'''
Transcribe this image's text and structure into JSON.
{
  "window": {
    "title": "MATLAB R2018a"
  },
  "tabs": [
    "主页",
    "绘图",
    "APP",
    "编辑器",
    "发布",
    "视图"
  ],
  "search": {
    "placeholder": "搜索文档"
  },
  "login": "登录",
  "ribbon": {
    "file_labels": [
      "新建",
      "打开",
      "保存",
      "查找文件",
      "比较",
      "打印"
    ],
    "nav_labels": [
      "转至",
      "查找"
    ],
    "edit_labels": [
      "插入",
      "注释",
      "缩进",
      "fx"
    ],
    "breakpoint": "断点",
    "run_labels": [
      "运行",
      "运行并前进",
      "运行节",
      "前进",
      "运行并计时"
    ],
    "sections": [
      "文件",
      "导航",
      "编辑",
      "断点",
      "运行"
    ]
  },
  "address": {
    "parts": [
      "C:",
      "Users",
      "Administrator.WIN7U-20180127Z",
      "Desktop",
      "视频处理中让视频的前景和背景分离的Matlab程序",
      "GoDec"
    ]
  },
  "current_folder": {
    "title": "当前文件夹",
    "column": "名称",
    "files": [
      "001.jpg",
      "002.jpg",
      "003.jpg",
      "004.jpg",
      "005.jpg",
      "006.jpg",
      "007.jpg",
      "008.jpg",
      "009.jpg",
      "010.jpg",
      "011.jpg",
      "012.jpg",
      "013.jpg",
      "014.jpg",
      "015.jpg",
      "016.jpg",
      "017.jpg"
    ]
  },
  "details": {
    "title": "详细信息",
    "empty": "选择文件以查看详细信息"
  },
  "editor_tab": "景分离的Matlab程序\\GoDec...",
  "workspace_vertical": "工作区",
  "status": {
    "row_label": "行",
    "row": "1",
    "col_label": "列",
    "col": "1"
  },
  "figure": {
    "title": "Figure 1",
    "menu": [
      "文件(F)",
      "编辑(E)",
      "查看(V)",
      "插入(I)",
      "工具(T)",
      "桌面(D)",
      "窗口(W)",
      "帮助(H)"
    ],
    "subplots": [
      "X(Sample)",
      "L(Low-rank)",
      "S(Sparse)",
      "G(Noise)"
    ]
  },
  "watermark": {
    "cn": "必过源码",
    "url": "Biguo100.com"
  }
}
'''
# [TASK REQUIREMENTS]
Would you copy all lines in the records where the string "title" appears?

# [OUTPUT OF THE TASK]
    "title": "MATLAB R2018a"
    "title": "当前文件夹",
    "title": "详细信息",
    "title": "Figure 1",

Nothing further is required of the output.